Material to process:

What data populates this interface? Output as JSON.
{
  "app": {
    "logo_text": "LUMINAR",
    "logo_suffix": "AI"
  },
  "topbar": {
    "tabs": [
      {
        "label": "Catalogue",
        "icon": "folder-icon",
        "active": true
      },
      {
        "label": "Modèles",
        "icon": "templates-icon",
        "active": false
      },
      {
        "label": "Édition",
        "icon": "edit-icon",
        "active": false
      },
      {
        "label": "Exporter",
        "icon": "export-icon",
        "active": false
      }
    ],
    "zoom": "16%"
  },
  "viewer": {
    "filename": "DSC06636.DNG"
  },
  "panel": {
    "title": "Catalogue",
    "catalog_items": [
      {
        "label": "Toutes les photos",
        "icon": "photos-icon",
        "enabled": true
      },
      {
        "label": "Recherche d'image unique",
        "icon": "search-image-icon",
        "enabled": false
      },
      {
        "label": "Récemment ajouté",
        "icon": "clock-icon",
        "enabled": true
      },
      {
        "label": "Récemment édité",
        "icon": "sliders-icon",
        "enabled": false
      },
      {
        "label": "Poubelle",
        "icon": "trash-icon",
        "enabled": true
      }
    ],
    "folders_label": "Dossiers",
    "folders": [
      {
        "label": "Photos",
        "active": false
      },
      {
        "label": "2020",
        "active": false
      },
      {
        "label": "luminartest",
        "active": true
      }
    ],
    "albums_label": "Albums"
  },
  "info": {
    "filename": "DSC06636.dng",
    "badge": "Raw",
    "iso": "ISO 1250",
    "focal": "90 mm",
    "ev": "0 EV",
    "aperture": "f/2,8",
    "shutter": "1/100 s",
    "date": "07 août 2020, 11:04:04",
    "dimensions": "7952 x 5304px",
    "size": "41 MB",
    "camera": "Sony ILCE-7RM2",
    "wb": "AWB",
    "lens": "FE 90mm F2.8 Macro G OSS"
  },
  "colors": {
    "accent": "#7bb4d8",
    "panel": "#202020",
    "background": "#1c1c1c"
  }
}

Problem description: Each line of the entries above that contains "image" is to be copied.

Your solution:
        "label": "Recherche d'image unique",
        "icon": "search-image-icon",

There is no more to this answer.